White seabass are also a possibility at spots along the San Diego County coast.  La Jolla and Point Loma seem to be the areas where an occasional white seabass has been reported during the spring season.  John Campbell of the 2016 Yellowtail Derby reported that private boater Jeremiah Brown caught a 54 pound white seabass on Thursday, May 19, 2016 while fishing iron by the Whistler Buoy at Point Loma.  Brown’s report was that he was metering yellowtail and said that when he dropped his jig down to the yellows the big white seabass found the jig and decided to bite.

San Clemente Island has been producing some pretty good numbers of yellowtail along with some good numbers of calico bass, bonito and rockfish. Productive areas for the yellowtail have been the ridges outside of Pyramid Cove and China Point as well as while fishing along the front side of the Island around the structure of Purse Seine Rock and White Rock.  Yellows have also been biting from sonar marks and spots of breezing fish found between the Purse Seine Rock and White Rock areas.

There have been squid available at Catalina Island and the squid have worked well for the yellowtail at San Clemente Island and at Catalina and have also worked well for white seabass at Catalina.  The Salta Verde area has been a good squid zone at Catalina and at times, squid boats have been offering squid for sale while anchored off Avalon.  Try to raise the squid boats on VHF channels 11 or 72.  Mainland bait receivers at some of the Los Angeles and Orange County area harbors have had squid available for sale at times as well.

Productive areas for white seabass at Catalina have been Salta Verde, Ben Weston, Sentinel Rock, West Cove and Eagle Rock.  There have also been yellowtail biting at spots along the front side of Catalina while fishing spots from Arrow Point on down to Hen Rock. Live squid have been the best bait for the yellowtail and white seabass at Catalina.  The yellowtail have been mixed size fish that have ranged in size from 5 to 25 pounds.  The white seabass have been nice sized fish that have gone up into the 40 pound class.

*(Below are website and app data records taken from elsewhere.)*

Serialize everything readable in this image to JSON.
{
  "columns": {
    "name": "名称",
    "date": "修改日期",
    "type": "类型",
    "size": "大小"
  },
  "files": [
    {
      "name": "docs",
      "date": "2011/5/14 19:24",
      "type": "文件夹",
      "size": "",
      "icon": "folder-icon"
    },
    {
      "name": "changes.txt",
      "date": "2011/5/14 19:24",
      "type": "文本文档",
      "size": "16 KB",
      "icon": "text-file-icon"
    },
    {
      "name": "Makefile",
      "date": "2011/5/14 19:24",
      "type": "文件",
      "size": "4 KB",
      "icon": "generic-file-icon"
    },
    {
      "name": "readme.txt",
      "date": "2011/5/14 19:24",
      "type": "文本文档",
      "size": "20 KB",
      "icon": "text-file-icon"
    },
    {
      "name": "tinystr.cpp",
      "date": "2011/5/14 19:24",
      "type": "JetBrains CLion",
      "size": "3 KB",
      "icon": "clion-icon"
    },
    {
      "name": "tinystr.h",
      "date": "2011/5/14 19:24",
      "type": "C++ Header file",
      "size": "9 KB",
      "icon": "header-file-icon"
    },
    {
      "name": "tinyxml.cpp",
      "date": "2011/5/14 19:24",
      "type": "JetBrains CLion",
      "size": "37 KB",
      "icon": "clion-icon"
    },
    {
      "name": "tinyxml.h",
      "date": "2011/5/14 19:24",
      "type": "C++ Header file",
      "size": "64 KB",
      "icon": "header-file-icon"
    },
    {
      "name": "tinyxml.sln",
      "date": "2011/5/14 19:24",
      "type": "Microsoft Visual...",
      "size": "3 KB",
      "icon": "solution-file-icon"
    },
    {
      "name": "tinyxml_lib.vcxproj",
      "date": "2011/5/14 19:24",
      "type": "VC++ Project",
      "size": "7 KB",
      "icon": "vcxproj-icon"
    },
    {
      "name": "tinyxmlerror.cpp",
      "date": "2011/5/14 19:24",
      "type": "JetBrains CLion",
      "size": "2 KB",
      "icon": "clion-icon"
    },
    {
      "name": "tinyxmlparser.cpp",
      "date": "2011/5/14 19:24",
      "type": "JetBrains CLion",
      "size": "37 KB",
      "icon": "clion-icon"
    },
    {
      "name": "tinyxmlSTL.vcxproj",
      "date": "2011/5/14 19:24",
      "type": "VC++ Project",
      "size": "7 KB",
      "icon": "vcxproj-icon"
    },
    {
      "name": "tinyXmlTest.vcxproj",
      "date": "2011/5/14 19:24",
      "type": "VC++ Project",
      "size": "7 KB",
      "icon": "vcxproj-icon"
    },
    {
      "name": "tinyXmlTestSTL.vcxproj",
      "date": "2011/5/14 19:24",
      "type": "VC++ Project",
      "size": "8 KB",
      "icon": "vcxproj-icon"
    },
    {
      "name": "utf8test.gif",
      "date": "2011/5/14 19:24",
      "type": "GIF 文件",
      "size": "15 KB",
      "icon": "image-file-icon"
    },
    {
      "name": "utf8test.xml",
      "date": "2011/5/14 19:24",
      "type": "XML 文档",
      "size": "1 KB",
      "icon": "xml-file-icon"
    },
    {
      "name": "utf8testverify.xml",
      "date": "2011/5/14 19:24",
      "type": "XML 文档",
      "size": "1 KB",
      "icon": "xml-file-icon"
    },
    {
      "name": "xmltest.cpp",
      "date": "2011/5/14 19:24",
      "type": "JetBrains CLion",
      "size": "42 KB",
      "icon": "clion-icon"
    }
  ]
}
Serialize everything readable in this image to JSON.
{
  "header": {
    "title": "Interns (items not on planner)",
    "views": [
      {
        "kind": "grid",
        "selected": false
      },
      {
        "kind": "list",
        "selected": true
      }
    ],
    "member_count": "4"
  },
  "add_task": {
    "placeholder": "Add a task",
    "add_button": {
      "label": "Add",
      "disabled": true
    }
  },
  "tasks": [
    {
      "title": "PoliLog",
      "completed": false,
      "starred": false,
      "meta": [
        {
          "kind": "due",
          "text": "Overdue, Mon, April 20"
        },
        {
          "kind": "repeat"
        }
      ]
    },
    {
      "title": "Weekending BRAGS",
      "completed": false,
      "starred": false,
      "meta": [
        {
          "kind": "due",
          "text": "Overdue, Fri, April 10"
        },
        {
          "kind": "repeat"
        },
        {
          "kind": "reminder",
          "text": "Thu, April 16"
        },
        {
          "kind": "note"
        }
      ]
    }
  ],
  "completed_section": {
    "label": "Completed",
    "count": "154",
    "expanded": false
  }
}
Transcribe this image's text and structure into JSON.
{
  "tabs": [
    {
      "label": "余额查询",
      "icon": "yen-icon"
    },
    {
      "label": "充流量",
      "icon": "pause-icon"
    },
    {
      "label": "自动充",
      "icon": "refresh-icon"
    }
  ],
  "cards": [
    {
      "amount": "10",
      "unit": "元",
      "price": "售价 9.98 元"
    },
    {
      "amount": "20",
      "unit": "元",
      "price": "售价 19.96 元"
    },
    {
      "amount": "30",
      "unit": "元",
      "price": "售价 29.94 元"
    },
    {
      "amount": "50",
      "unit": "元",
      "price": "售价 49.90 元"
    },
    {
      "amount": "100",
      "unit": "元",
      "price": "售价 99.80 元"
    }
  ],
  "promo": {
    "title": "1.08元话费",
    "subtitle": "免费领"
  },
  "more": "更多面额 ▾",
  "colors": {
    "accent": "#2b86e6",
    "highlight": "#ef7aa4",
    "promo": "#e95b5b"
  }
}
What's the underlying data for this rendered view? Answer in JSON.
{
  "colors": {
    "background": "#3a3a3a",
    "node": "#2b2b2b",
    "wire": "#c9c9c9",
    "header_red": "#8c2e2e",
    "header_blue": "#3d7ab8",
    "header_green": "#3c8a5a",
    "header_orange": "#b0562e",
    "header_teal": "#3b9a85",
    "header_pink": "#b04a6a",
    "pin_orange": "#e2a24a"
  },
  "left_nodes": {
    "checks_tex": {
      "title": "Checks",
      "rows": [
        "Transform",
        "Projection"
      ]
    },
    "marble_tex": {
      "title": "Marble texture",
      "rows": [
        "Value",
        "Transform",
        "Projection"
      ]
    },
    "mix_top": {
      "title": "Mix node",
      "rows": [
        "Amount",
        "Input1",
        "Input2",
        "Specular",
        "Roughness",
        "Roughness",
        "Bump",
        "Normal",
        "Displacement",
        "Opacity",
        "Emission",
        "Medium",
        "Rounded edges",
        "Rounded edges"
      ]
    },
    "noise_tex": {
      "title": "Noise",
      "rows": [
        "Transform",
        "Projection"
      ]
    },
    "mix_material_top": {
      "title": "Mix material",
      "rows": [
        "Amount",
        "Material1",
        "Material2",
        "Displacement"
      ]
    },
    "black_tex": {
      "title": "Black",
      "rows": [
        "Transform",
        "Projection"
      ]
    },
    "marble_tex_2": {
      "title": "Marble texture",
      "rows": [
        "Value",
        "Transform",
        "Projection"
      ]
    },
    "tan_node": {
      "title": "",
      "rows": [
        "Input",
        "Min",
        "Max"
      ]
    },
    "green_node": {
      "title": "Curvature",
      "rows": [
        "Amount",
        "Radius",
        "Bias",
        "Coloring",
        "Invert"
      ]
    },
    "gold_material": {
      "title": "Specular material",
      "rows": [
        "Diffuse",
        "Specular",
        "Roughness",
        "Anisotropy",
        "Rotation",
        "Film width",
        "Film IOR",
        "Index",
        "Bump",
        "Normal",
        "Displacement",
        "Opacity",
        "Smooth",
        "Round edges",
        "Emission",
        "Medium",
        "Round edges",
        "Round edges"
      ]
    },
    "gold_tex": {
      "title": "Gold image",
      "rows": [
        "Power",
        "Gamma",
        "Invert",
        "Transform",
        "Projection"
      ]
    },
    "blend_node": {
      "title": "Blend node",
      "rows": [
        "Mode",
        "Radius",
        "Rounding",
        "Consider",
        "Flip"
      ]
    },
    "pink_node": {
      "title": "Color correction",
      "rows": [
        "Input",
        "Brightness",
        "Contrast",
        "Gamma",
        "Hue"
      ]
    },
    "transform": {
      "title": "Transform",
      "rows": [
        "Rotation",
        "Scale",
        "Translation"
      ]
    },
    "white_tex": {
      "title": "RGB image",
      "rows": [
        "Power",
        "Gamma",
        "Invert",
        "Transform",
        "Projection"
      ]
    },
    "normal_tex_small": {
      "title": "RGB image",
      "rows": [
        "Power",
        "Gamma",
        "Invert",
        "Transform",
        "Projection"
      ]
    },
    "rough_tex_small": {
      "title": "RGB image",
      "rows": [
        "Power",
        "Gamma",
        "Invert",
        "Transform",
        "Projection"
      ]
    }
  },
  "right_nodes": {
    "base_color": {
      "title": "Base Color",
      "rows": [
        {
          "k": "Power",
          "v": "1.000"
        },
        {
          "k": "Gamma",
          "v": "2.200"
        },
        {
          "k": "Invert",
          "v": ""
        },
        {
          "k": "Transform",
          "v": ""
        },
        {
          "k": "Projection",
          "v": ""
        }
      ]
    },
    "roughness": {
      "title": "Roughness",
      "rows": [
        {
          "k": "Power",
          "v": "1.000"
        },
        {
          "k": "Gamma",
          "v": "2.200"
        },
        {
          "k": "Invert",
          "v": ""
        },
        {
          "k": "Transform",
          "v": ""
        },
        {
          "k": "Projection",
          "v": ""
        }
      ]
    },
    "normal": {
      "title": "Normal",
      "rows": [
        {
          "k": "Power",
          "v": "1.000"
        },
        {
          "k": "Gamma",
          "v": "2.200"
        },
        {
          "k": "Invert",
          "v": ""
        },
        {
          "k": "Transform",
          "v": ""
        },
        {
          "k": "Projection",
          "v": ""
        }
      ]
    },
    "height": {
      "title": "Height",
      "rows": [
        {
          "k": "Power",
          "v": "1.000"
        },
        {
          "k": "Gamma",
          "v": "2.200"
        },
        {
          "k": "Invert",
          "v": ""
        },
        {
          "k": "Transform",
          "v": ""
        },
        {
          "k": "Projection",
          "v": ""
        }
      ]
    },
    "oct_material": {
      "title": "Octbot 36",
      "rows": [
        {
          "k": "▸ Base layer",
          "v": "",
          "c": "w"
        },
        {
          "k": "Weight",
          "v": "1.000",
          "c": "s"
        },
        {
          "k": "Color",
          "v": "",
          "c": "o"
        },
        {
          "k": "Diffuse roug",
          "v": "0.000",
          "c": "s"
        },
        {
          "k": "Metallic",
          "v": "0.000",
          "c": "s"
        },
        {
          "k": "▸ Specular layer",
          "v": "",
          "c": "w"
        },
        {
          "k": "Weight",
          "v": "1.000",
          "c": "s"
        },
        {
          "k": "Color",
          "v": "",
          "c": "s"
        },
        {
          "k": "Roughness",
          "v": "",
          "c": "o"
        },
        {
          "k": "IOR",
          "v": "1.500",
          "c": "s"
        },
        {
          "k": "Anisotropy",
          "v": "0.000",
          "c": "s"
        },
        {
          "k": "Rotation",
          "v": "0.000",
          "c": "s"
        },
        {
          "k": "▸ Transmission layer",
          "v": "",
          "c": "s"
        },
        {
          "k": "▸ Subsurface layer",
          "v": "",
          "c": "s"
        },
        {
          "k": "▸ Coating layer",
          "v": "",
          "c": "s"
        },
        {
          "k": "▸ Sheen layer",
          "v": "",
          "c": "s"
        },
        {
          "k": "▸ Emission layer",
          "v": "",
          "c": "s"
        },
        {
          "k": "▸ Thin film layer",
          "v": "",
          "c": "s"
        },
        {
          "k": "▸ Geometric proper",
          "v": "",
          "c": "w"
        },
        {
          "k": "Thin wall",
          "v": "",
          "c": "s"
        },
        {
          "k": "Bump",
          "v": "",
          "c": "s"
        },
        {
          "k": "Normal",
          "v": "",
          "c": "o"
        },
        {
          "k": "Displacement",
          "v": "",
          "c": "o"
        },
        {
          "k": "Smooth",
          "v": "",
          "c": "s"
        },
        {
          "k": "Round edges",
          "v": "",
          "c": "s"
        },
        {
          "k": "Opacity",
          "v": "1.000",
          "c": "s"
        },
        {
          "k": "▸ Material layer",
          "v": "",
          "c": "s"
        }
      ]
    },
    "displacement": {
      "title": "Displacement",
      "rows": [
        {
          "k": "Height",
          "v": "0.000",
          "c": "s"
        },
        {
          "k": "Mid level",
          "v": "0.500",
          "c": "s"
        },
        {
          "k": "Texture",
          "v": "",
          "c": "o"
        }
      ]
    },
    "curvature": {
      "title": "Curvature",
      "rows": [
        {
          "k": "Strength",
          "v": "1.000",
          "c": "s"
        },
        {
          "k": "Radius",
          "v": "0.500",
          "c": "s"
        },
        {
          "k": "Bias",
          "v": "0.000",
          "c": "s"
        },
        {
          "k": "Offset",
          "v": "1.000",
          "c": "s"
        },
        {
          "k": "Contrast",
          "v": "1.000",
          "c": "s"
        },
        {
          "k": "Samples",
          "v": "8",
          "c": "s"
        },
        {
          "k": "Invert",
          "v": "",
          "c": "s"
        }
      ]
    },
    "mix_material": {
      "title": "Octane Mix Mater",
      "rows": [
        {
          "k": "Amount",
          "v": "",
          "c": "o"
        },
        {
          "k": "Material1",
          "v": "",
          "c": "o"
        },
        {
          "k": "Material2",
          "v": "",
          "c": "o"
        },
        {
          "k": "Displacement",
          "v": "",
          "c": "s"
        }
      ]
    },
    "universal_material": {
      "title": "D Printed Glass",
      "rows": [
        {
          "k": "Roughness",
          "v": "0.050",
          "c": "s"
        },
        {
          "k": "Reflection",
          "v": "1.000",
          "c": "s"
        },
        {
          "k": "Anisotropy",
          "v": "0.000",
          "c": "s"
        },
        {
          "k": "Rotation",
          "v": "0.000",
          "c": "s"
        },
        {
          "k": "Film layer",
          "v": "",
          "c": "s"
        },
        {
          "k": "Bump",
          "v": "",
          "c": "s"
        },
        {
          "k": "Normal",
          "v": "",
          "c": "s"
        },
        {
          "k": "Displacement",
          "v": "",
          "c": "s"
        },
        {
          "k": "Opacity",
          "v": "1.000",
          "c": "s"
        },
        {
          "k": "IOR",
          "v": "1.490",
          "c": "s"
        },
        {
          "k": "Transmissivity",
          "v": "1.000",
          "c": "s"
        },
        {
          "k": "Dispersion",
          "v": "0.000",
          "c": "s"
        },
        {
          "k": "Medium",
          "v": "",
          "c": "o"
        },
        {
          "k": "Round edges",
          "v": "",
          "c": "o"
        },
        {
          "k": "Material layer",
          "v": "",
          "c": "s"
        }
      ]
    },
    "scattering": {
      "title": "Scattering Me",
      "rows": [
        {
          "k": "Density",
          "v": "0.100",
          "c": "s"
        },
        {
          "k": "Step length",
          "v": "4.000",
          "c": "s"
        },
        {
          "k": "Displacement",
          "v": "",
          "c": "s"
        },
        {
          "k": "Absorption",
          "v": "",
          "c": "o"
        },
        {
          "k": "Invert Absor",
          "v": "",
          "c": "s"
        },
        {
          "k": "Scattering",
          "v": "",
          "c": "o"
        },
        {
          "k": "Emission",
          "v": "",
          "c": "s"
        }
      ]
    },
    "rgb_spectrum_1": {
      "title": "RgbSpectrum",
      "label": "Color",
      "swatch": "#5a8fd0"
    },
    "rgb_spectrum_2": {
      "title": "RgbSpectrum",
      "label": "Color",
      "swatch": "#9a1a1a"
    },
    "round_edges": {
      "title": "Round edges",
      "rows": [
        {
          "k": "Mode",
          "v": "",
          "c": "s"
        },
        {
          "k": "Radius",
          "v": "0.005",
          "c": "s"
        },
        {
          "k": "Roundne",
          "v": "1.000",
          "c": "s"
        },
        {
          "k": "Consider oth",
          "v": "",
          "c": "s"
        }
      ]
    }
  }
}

It is my goal to provide you timely and accurate information in these Summary Reports containing news from right off the water.  If you require more frequent reports with more details that include the specific location of where catches have been made, I refer you to the daily Member’s Reports at .  Those Member’s Reports contain additional specifics that include latitude and longitude coordinates and other descriptive references about where and how fish are being caught.  Make the most efficient use of your precious time on the water with the use of timely and accurate information.